Items from an interface collection:
************

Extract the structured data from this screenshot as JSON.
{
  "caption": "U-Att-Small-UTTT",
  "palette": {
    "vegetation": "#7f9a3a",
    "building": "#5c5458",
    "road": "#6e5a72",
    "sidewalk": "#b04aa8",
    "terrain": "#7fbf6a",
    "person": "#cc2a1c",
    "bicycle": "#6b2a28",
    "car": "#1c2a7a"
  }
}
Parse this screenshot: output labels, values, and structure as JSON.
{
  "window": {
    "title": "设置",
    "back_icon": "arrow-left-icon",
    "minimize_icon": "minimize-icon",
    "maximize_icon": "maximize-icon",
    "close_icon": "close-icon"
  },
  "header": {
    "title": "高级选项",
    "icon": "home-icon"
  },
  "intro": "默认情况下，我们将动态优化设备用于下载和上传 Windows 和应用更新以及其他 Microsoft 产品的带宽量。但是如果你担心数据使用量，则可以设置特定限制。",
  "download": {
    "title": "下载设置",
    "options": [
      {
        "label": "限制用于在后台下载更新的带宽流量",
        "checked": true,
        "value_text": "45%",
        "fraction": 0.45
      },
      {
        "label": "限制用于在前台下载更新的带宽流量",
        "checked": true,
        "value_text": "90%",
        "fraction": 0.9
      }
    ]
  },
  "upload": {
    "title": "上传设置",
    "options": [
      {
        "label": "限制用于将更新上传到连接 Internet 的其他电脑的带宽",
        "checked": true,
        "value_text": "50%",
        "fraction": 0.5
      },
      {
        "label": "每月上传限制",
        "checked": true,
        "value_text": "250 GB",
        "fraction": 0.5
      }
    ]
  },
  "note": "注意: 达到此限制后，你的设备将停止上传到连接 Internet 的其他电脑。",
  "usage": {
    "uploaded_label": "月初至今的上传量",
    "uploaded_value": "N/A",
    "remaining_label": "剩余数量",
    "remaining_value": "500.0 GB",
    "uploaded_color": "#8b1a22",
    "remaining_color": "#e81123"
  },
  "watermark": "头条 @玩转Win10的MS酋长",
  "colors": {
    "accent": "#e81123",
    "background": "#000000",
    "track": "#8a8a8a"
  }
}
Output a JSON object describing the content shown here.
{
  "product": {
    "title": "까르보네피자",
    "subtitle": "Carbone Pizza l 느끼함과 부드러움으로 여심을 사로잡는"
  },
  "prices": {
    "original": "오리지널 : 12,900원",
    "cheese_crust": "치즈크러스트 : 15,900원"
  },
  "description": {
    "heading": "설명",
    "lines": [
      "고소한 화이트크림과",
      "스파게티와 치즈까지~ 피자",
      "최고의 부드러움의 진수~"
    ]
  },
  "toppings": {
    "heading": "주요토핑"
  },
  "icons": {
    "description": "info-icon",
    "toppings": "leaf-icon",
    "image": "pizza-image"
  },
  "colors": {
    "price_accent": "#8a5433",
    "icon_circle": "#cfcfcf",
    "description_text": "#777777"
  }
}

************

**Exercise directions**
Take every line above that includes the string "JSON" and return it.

**Solution to this exercise**
Extract the structured data from this screenshot as JSON.
Parse this screenshot: output labels, values, and structure as JSON.
Output a JSON object describing the content shown here.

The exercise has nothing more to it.